→ Exercise aim
Repeat each entry exactly. Drop every image.

→ Stored data
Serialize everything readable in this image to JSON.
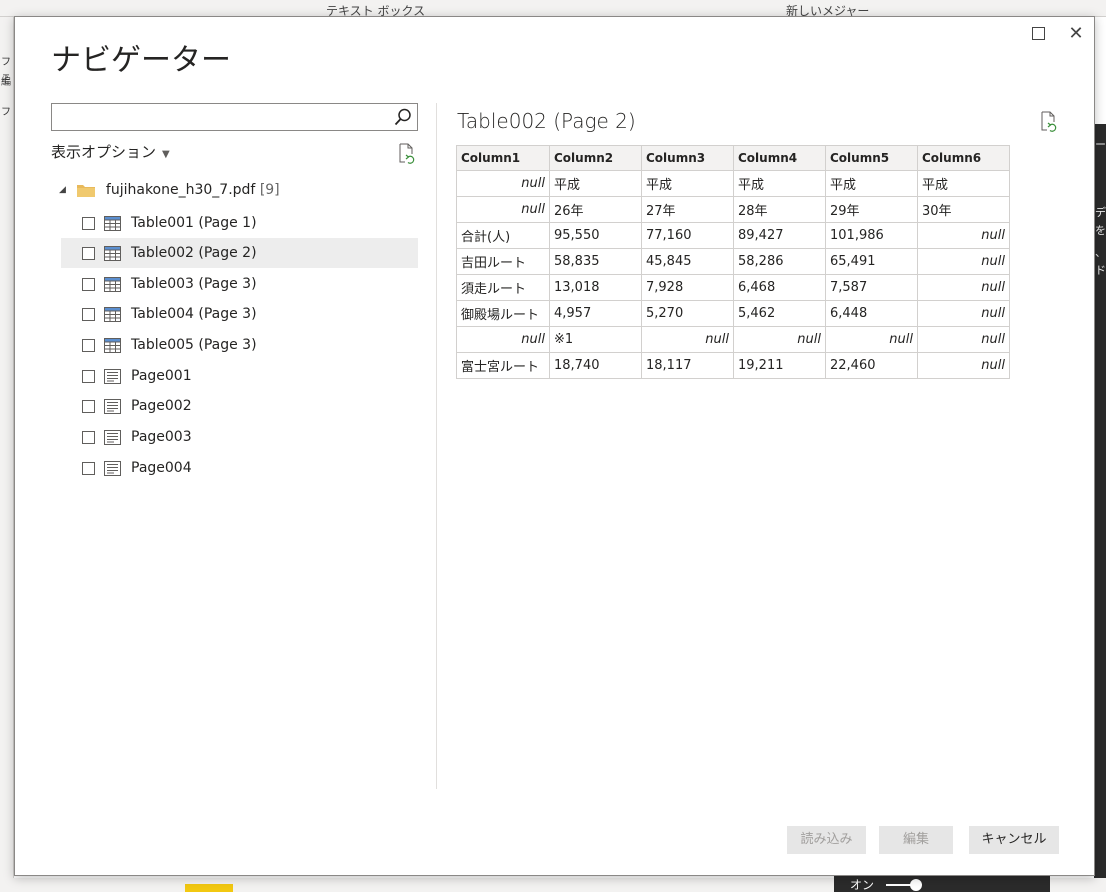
{
  "background": {
    "ribbon_items": [
      "テキスト ボックス",
      "新しいメジャー"
    ],
    "left_fragments": [
      "フェ",
      "編",
      "フ"
    ],
    "right_fragments": [
      "ー",
      "デ",
      "を",
      "、",
      "ド"
    ],
    "toggle_label": "オン"
  },
  "dialog": {
    "title": "ナビゲーター",
    "search": {
      "placeholder": "",
      "value": ""
    },
    "display_options_label": "表示オプション",
    "tree": {
      "root": {
        "name": "fujihakone_h30_7.pdf",
        "count": "[9]"
      },
      "items": [
        {
          "label": "Table001 (Page 1)",
          "kind": "table"
        },
        {
          "label": "Table002 (Page 2)",
          "kind": "table"
        },
        {
          "label": "Table003 (Page 3)",
          "kind": "table"
        },
        {
          "label": "Table004 (Page 3)",
          "kind": "table"
        },
        {
          "label": "Table005 (Page 3)",
          "kind": "table"
        },
        {
          "label": "Page001",
          "kind": "page"
        },
        {
          "label": "Page002",
          "kind": "page"
        },
        {
          "label": "Page003",
          "kind": "page"
        },
        {
          "label": "Page004",
          "kind": "page"
        }
      ]
    },
    "preview": {
      "title": "Table002 (Page 2)",
      "columns": [
        "Column1",
        "Column2",
        "Column3",
        "Column4",
        "Column5",
        "Column6"
      ],
      "rows": [
        [
          "null",
          "平成",
          "平成",
          "平成",
          "平成",
          "平成"
        ],
        [
          "null",
          "26年",
          "27年",
          "28年",
          "29年",
          "30年"
        ],
        [
          "合計(人)",
          "95,550",
          "77,160",
          "89,427",
          "101,986",
          "null"
        ],
        [
          "吉田ルート",
          "58,835",
          "45,845",
          "58,286",
          "65,491",
          "null"
        ],
        [
          "須走ルート",
          "13,018",
          "7,928",
          "6,468",
          "7,587",
          "null"
        ],
        [
          "御殿場ルート",
          "4,957",
          "5,270",
          "5,462",
          "6,448",
          "null"
        ],
        [
          "null",
          "※1",
          "null",
          "null",
          "null",
          "null"
        ],
        [
          "富士宮ルート",
          "18,740",
          "18,117",
          "19,211",
          "22,460",
          "null"
        ]
      ]
    },
    "buttons": {
      "load": "読み込み",
      "edit": "編集",
      "cancel": "キャンセル"
    }
  }
}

→ Exercise answer
Serialize everything readable in this image to JSON.
{
  "background": {
    "ribbon_items": [
      "テキスト ボックス",
      "新しいメジャー"
    ],
    "left_fragments": [
      "フェ",
      "編",
      "フ"
    ],
    "right_fragments": [
      "ー",
      "デ",
      "を",
      "、",
      "ド"
    ],
    "toggle_label": "オン"
  },
  "dialog": {
    "title": "ナビゲーター",
    "search": {
      "placeholder": "",
      "value": ""
    },
    "display_options_label": "表示オプション",
    "tree": {
      "root": {
        "name": "fujihakone_h30_7.pdf",
        "count": "[9]"
      },
      "items": [
        {
          "label": "Table001 (Page 1)",
          "kind": "table"
        },
        {
          "label": "Table002 (Page 2)",
          "kind": "table"
        },
        {
          "label": "Table003 (Page 3)",
          "kind": "table"
        },
        {
          "label": "Table004 (Page 3)",
          "kind": "table"
        },
        {
          "label": "Table005 (Page 3)",
          "kind": "table"
        },
        {
          "label": "Page001",
          "kind": "page"
        },
        {
          "label": "Page002",
          "kind": "page"
        },
        {
          "label": "Page003",
          "kind": "page"
        },
        {
          "label": "Page004",
          "kind": "page"
        }
      ]
    },
    "preview": {
      "title": "Table002 (Page 2)",
      "columns": [
        "Column1",
        "Column2",
        "Column3",
        "Column4",
        "Column5",
        "Column6"
      ],
      "rows": [
        [
          "null",
          "平成",
          "平成",
          "平成",
          "平成",
          "平成"
        ],
        [
          "null",
          "26年",
          "27年",
          "28年",
          "29年",
          "30年"
        ],
        [
          "合計(人)",
          "95,550",
          "77,160",
          "89,427",
          "101,986",
          "null"
        ],
        [
          "吉田ルート",
          "58,835",
          "45,845",
          "58,286",
          "65,491",
          "null"
        ],
        [
          "須走ルート",
          "13,018",
          "7,928",
          "6,468",
          "7,587",
          "null"
        ],
        [
          "御殿場ルート",
          "4,957",
          "5,270",
          "5,462",
          "6,448",
          "null"
        ],
        [
          "null",
          "※1",
          "null",
          "null",
          "null",
          "null"
        ],
        [
          "富士宮ルート",
          "18,740",
          "18,117",
          "19,211",
          "22,460",
          "null"
        ]
      ]
    },
    "buttons": {
      "load": "読み込み",
      "edit": "編集",
      "cancel": "キャンセル"
    }
  }
}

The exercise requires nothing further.